It’s important to talk about the gratuities. How do you know what to tip? It’s customary practice to tip for services you feel met your standards and expectations. The whole goal, however, is to exceed those expectations. Most spas will try to do just that, and the service you receive from the technician or therapist is a huge part of that experience. A good rule of thumb is to shoot for between 18 percent and 20 percent in terms of a gratuity.
So, with these points in mind, are you ready to take a fresh look at the spas in your area or at your vacation destination and make some informed decisions? The biggest thing to remember is to relax. Your overall experience is only as good as you allow it to be. So take a breath, plan your spa day with plenty of “you” time set aside, and enjoy the wonders and rejuvenation awaiting you. You will be glad you did.
Sample Spa Menu
The following techniques and services are typical offers you might find at a resort, destination or day spa. Many of them can be used in combination to achieve stress release and wellness that can last well beyond your initial treatment.
Swedish Massage - Generally regarded as the most common form of massage, Swedish massage involves a combination of five basic strokes (light touch, kneading, rhythmic tapping, compression and vibration), and concentrates on the muscles and connective tissues of the body for improved circulation, relaxation, pain relief, and overall health maintenance and well-being.
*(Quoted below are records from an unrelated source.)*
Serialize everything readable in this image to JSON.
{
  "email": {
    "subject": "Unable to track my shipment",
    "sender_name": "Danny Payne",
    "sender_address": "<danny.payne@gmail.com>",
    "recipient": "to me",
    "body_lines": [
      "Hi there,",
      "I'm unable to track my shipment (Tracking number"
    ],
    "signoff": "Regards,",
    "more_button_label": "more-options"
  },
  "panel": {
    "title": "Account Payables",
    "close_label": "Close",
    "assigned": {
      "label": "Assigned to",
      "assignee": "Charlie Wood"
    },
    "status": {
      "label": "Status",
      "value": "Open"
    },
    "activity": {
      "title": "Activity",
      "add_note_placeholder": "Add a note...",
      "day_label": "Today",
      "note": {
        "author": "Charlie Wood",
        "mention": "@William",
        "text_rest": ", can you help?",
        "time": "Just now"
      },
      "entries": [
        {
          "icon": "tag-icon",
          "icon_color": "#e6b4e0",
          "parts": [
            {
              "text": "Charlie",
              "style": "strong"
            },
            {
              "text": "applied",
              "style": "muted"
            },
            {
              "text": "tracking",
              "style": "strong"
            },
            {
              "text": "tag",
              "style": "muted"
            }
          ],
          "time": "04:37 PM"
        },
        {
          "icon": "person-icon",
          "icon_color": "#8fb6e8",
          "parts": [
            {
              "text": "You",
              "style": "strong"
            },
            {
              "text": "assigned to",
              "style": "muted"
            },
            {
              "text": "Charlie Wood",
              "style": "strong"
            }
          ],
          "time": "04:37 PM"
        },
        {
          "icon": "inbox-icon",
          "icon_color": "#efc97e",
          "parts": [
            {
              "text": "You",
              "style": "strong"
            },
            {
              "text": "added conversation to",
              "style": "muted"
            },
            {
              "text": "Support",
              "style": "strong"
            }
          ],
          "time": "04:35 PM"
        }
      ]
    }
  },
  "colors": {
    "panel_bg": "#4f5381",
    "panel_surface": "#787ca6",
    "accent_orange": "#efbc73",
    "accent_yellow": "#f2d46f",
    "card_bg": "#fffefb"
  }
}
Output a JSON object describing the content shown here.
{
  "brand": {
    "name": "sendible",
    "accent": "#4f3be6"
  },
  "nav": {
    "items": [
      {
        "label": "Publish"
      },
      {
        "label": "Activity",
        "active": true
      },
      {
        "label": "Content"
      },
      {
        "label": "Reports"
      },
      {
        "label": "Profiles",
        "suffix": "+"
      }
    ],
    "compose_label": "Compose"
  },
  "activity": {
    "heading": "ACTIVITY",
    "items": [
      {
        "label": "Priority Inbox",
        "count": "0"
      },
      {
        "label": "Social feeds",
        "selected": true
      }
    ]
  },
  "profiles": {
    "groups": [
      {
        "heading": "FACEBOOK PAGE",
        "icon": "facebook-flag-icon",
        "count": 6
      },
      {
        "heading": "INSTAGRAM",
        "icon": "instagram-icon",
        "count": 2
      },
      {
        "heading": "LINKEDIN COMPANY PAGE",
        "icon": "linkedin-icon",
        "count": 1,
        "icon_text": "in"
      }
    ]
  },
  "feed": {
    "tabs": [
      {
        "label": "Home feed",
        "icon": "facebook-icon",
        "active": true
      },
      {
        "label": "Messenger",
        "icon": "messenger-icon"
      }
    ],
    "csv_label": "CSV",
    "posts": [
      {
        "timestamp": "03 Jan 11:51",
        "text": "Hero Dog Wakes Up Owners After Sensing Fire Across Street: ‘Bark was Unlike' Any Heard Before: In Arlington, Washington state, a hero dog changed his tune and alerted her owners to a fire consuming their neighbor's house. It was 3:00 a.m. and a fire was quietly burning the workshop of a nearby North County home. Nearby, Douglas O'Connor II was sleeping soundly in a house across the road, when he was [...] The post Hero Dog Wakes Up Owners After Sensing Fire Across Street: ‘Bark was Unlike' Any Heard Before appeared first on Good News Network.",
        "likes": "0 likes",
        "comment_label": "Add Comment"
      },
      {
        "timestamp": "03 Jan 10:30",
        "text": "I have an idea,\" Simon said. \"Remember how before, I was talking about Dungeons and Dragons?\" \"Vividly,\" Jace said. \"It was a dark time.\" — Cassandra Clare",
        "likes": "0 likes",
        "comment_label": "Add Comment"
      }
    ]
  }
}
Deep-Tissue Massage - Deep-tissue massage utilizes slow strokes, direct pressure or friction applied across the grain of the muscles with the fingers, thumbs or elbows. Deep-tissue massage works deeply into the muscles and connective tissue to release chronic aches and pains. Its purpose is to reach the fascia beneath the surface muscles.
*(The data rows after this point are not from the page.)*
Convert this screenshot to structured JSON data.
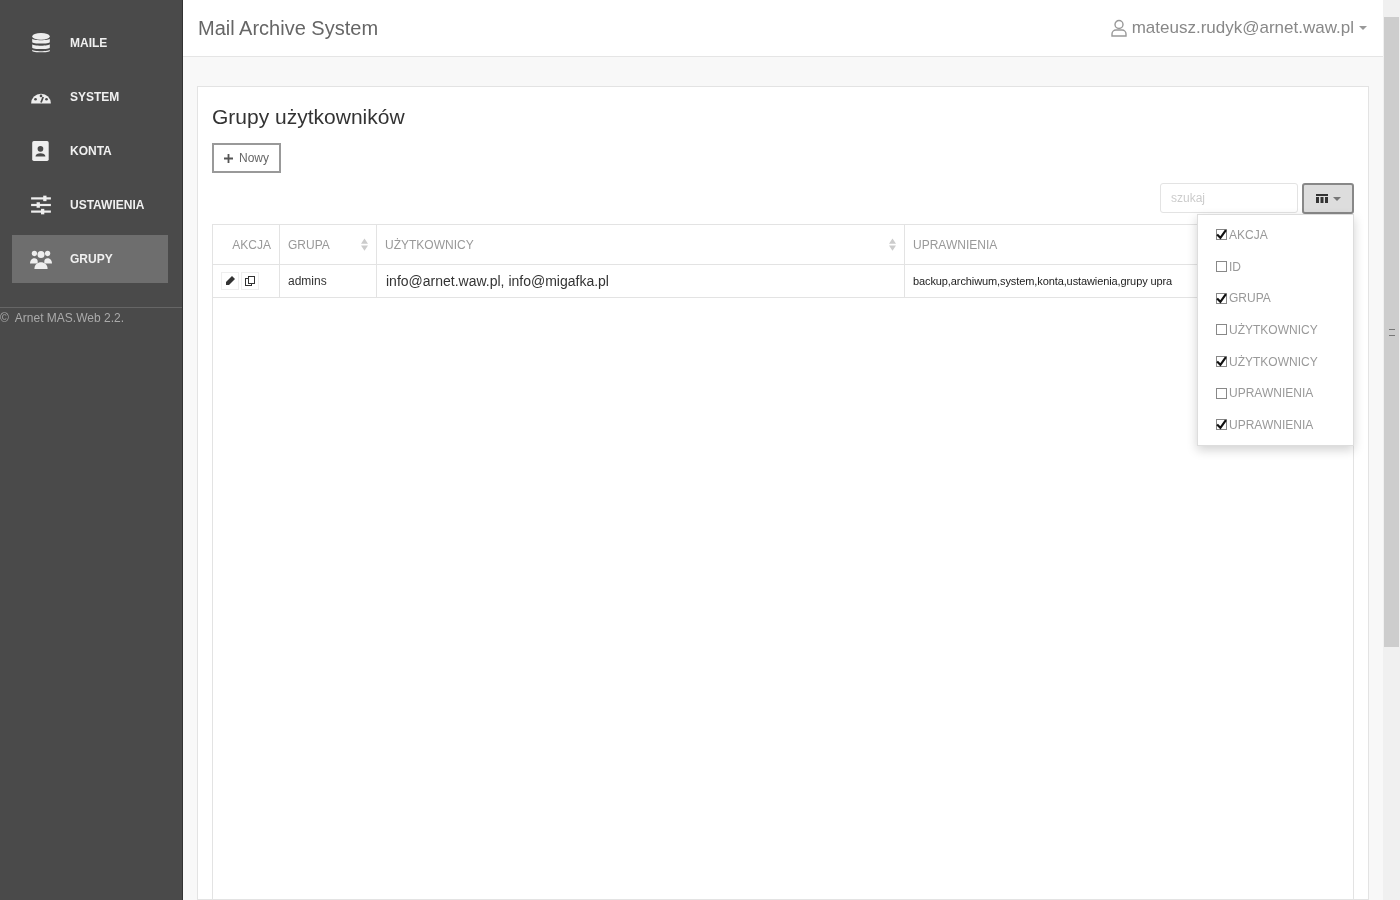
{
  "sidebar": {
    "items": [
      {
        "label": "MAILE",
        "kind": "database",
        "selected": false
      },
      {
        "label": "SYSTEM",
        "kind": "gauge",
        "selected": false
      },
      {
        "label": "KONTA",
        "kind": "contact",
        "selected": false
      },
      {
        "label": "USTAWIENIA",
        "kind": "sliders",
        "selected": false
      },
      {
        "label": "GRUPY",
        "kind": "users",
        "selected": true
      }
    ],
    "footer_symbol": "©",
    "footer": "Arnet MAS.Web 2.2."
  },
  "header": {
    "title": "Mail Archive System",
    "user": "mateusz.rudyk@arnet.waw.pl"
  },
  "page": {
    "title": "Grupy użytkowników",
    "new_button": "Nowy"
  },
  "search": {
    "placeholder": "szukaj"
  },
  "table": {
    "columns": [
      {
        "label": "AKCJA",
        "sortable": false
      },
      {
        "label": "GRUPA",
        "sortable": true
      },
      {
        "label": "UŻYTKOWNICY",
        "sortable": true
      },
      {
        "label": "UPRAWNIENIA"
      }
    ],
    "rows": [
      {
        "group": "admins",
        "users": "info@arnet.waw.pl, info@migafka.pl",
        "permissions": "backup,archiwum,system,konta,ustawienia,grupy upra"
      }
    ]
  },
  "column_menu": {
    "items": [
      {
        "label": "AKCJA",
        "checked": true
      },
      {
        "label": "ID",
        "checked": false
      },
      {
        "label": "GRUPA",
        "checked": true
      },
      {
        "label": "UŻYTKOWNICY",
        "checked": false
      },
      {
        "label": "UŻYTKOWNICY",
        "checked": true
      },
      {
        "label": "UPRAWNIENIA",
        "checked": false
      },
      {
        "label": "UPRAWNIENIA",
        "checked": true
      }
    ]
  }
}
Herbal Wrap - A treatment in which herbal infused, warmed and moist linens are wrapped snugly around the body, followed by plastic sheets and then blankets in order to promote circulation, stress relief and aid in detoxification. Generally, a head, neck and face massage accompany this treatment, which lasts on average between 30 and 45 minutes.
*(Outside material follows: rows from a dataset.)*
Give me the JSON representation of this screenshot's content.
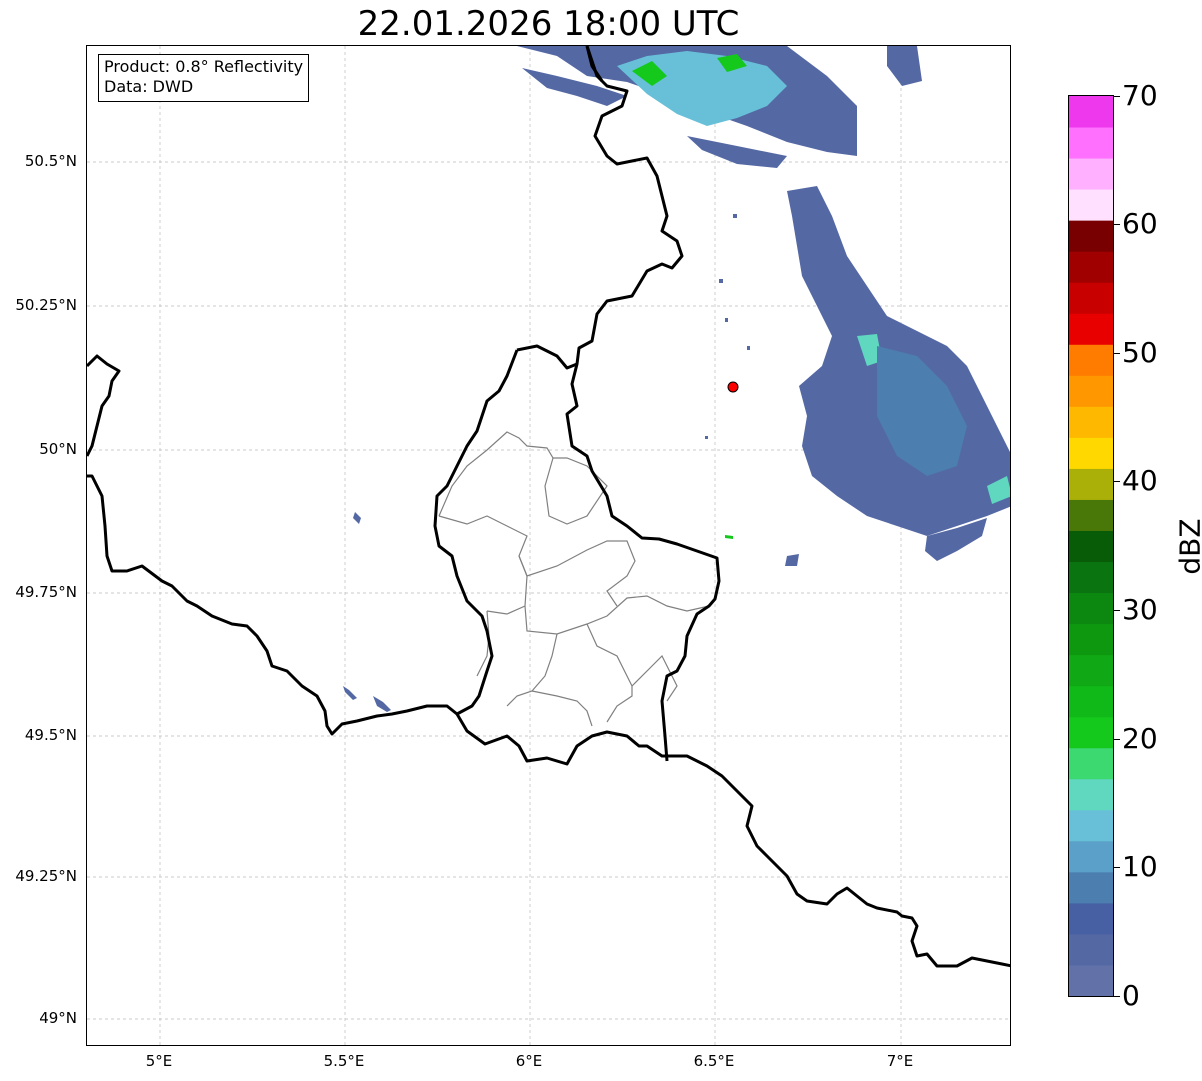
{
  "title": "22.01.2026 18:00 UTC",
  "info": {
    "product": "Product: 0.8° Reflectivity",
    "source": "Data: DWD"
  },
  "axes": {
    "lat_ticks": [
      "50.5°N",
      "50.25°N",
      "50°N",
      "49.75°N",
      "49.5°N",
      "49.25°N",
      "49°N"
    ],
    "lon_ticks": [
      "5°E",
      "5.5°E",
      "6°E",
      "6.5°E",
      "7°E"
    ],
    "lon_range": [
      4.8,
      7.3
    ],
    "lat_range": [
      48.95,
      50.7
    ],
    "grid": true
  },
  "radar_site": {
    "lon": 6.55,
    "lat": 50.11,
    "color": "#ff0000"
  },
  "colorbar": {
    "label": "dBZ",
    "min": 0,
    "max": 70,
    "ticks": [
      "0",
      "10",
      "20",
      "30",
      "40",
      "50",
      "60",
      "70"
    ],
    "colors": [
      "#6272a8",
      "#5468a4",
      "#4760a4",
      "#4c7eb0",
      "#5aa0c8",
      "#68c0d8",
      "#60d8c0",
      "#3cd870",
      "#14c81c",
      "#10b818",
      "#10a814",
      "#0e9810",
      "#0c8810",
      "#0a7410",
      "#085c08",
      "#4a7808",
      "#aab008",
      "#ffd800",
      "#ffb800",
      "#ff9800",
      "#ff7c00",
      "#e80000",
      "#c80000",
      "#a00000",
      "#780000",
      "#ffe0ff",
      "#ffb0ff",
      "#ff70ff",
      "#ee38ee"
    ]
  },
  "legend_colors": {
    "border_country": "#000000",
    "border_canton": "#808080",
    "grid": "#bbbbbb"
  }
}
Reflexology - This technique is based on a system of points on the hands, feet and ears that correspond, or reflex, to other areas of the body. Reflexologists believe applying appropriate pressure to these points stimulates the flow of energy, thus helping to relieve pain or blockages throughout the entire body. A very pleasurable form of bodywork, reflexology also is used to ease stress and promote relaxation.
Hydrotherapy - This treatment involves the use of water in all its forms (internally and externally) to assist in the healing process. These water therapies can include the use of a whirlpool, the application of ice or heat packs, colonic irrigation, steam baths, body wraps and more. Hydrotherapy commonly is practiced in conjunction with other spa treatments.
Stone Massage - A massage utilizing both hot and cold smooth stones usually harvested from natural rivers, springs or volcanoes. Stones are used with massage oil, often in conjunction with deep-tissue massage to provide relief from tight or sore muscles. The alternate use of hot and cold stones in a single treatment creates a hydrotherapy effect that also helps to revitalize the body and restore energy.
Ayurvedic Massage - This type of massage incorporates the knowledge of ayurvedic medicine and uses warm oils and herbs along the specific energy points to help restore balance to the body. Massage strokes, oils and herbs are selected based on a client's specific needs; hence, each treatment is highly customized. Benefits of ayurvedic massage include vitality, stress reduction and relaxation.